» **Entries from a dataset of interfaces**
━━━━━━━━━━
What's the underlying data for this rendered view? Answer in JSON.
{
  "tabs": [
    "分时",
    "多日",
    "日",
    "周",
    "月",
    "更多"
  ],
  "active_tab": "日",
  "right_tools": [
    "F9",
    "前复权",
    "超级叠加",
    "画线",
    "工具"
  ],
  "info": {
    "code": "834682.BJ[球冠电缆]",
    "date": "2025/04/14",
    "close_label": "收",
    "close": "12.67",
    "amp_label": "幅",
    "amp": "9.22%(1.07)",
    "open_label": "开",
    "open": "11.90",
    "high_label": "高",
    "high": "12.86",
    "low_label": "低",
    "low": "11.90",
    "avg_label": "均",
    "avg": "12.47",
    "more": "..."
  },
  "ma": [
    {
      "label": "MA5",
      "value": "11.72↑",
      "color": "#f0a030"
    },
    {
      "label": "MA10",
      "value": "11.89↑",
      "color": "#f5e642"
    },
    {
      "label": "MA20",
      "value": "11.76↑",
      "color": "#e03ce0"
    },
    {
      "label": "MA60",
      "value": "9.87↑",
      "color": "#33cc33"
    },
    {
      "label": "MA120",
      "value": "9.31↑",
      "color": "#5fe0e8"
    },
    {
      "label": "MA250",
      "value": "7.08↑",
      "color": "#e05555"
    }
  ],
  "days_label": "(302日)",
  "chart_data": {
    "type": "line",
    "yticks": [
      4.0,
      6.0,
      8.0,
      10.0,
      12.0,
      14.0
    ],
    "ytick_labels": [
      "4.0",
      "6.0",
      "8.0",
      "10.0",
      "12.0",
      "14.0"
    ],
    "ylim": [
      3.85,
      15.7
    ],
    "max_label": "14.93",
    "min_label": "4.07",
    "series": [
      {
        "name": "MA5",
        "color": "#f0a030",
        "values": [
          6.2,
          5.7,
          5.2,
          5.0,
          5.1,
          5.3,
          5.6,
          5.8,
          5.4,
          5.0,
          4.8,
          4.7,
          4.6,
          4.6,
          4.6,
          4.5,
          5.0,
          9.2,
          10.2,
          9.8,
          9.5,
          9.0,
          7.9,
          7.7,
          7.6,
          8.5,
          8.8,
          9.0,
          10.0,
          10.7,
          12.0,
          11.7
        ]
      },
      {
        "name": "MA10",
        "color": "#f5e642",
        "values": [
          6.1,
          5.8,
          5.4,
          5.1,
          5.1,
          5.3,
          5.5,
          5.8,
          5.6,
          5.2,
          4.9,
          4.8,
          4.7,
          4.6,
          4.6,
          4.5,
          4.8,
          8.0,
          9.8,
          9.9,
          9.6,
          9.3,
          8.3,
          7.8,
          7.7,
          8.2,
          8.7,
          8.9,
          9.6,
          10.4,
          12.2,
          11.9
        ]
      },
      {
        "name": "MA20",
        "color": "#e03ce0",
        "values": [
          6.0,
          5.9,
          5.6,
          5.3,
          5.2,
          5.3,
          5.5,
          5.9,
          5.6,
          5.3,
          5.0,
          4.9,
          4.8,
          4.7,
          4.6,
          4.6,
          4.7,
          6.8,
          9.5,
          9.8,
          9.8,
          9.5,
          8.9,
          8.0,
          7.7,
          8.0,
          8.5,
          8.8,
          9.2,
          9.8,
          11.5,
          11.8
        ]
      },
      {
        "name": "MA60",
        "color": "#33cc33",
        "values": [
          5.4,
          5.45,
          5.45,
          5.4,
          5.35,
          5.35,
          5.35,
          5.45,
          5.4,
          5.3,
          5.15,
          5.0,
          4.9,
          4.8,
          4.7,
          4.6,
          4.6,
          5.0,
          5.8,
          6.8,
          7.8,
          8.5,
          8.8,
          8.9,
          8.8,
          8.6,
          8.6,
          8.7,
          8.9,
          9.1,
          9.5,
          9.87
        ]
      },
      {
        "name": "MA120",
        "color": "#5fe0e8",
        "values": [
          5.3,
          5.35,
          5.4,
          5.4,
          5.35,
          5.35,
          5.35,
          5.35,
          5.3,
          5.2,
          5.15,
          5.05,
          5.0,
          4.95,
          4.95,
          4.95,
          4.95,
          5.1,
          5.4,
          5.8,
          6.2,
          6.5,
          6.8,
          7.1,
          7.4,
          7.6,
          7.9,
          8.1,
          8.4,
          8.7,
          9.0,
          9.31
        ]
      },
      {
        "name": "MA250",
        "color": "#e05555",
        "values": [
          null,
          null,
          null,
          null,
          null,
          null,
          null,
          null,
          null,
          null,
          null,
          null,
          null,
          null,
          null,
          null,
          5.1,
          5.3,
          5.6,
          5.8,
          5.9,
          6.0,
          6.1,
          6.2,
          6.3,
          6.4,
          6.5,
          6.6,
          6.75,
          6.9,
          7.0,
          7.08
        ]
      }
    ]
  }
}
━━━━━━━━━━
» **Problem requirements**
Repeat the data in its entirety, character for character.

» **Solution for this problem**
What's the underlying data for this rendered view? Answer in JSON.
{
  "tabs": [
    "分时",
    "多日",
    "日",
    "周",
    "月",
    "更多"
  ],
  "active_tab": "日",
  "right_tools": [
    "F9",
    "前复权",
    "超级叠加",
    "画线",
    "工具"
  ],
  "info": {
    "code": "834682.BJ[球冠电缆]",
    "date": "2025/04/14",
    "close_label": "收",
    "close": "12.67",
    "amp_label": "幅",
    "amp": "9.22%(1.07)",
    "open_label": "开",
    "open": "11.90",
    "high_label": "高",
    "high": "12.86",
    "low_label": "低",
    "low": "11.90",
    "avg_label": "均",
    "avg": "12.47",
    "more": "..."
  },
  "ma": [
    {
      "label": "MA5",
      "value": "11.72↑",
      "color": "#f0a030"
    },
    {
      "label": "MA10",
      "value": "11.89↑",
      "color": "#f5e642"
    },
    {
      "label": "MA20",
      "value": "11.76↑",
      "color": "#e03ce0"
    },
    {
      "label": "MA60",
      "value": "9.87↑",
      "color": "#33cc33"
    },
    {
      "label": "MA120",
      "value": "9.31↑",
      "color": "#5fe0e8"
    },
    {
      "label": "MA250",
      "value": "7.08↑",
      "color": "#e05555"
    }
  ],
  "days_label": "(302日)",
  "chart_data": {
    "type": "line",
    "yticks": [
      4.0,
      6.0,
      8.0,
      10.0,
      12.0,
      14.0
    ],
    "ytick_labels": [
      "4.0",
      "6.0",
      "8.0",
      "10.0",
      "12.0",
      "14.0"
    ],
    "ylim": [
      3.85,
      15.7
    ],
    "max_label": "14.93",
    "min_label": "4.07",
    "series": [
      {
        "name": "MA5",
        "color": "#f0a030",
        "values": [
          6.2,
          5.7,
          5.2,
          5.0,
          5.1,
          5.3,
          5.6,
          5.8,
          5.4,
          5.0,
          4.8,
          4.7,
          4.6,
          4.6,
          4.6,
          4.5,
          5.0,
          9.2,
          10.2,
          9.8,
          9.5,
          9.0,
          7.9,
          7.7,
          7.6,
          8.5,
          8.8,
          9.0,
          10.0,
          10.7,
          12.0,
          11.7
        ]
      },
      {
        "name": "MA10",
        "color": "#f5e642",
        "values": [
          6.1,
          5.8,
          5.4,
          5.1,
          5.1,
          5.3,
          5.5,
          5.8,
          5.6,
          5.2,
          4.9,
          4.8,
          4.7,
          4.6,
          4.6,
          4.5,
          4.8,
          8.0,
          9.8,
          9.9,
          9.6,
          9.3,
          8.3,
          7.8,
          7.7,
          8.2,
          8.7,
          8.9,
          9.6,
          10.4,
          12.2,
          11.9
        ]
      },
      {
        "name": "MA20",
        "color": "#e03ce0",
        "values": [
          6.0,
          5.9,
          5.6,
          5.3,
          5.2,
          5.3,
          5.5,
          5.9,
          5.6,
          5.3,
          5.0,
          4.9,
          4.8,
          4.7,
          4.6,
          4.6,
          4.7,
          6.8,
          9.5,
          9.8,
          9.8,
          9.5,
          8.9,
          8.0,
          7.7,
          8.0,
          8.5,
          8.8,
          9.2,
          9.8,
          11.5,
          11.8
        ]
      },
      {
        "name": "MA60",
        "color": "#33cc33",
        "values": [
          5.4,
          5.45,
          5.45,
          5.4,
          5.35,
          5.35,
          5.35,
          5.45,
          5.4,
          5.3,
          5.15,
          5.0,
          4.9,
          4.8,
          4.7,
          4.6,
          4.6,
          5.0,
          5.8,
          6.8,
          7.8,
          8.5,
          8.8,
          8.9,
          8.8,
          8.6,
          8.6,
          8.7,
          8.9,
          9.1,
          9.5,
          9.87
        ]
      },
      {
        "name": "MA120",
        "color": "#5fe0e8",
        "values": [
          5.3,
          5.35,
          5.4,
          5.4,
          5.35,
          5.35,
          5.35,
          5.35,
          5.3,
          5.2,
          5.15,
          5.05,
          5.0,
          4.95,
          4.95,
          4.95,
          4.95,
          5.1,
          5.4,
          5.8,
          6.2,
          6.5,
          6.8,
          7.1,
          7.4,
          7.6,
          7.9,
          8.1,
          8.4,
          8.7,
          9.0,
          9.31
        ]
      },
      {
        "name": "MA250",
        "color": "#e05555",
        "values": [
          null,
          null,
          null,
          null,
          null,
          null,
          null,
          null,
          null,
          null,
          null,
          null,
          null,
          null,
          null,
          null,
          5.1,
          5.3,
          5.6,
          5.8,
          5.9,
          6.0,
          6.1,
          6.2,
          6.3,
          6.4,
          6.5,
          6.6,
          6.75,
          6.9,
          7.0,
          7.08
        ]
      }
    ]
  }
}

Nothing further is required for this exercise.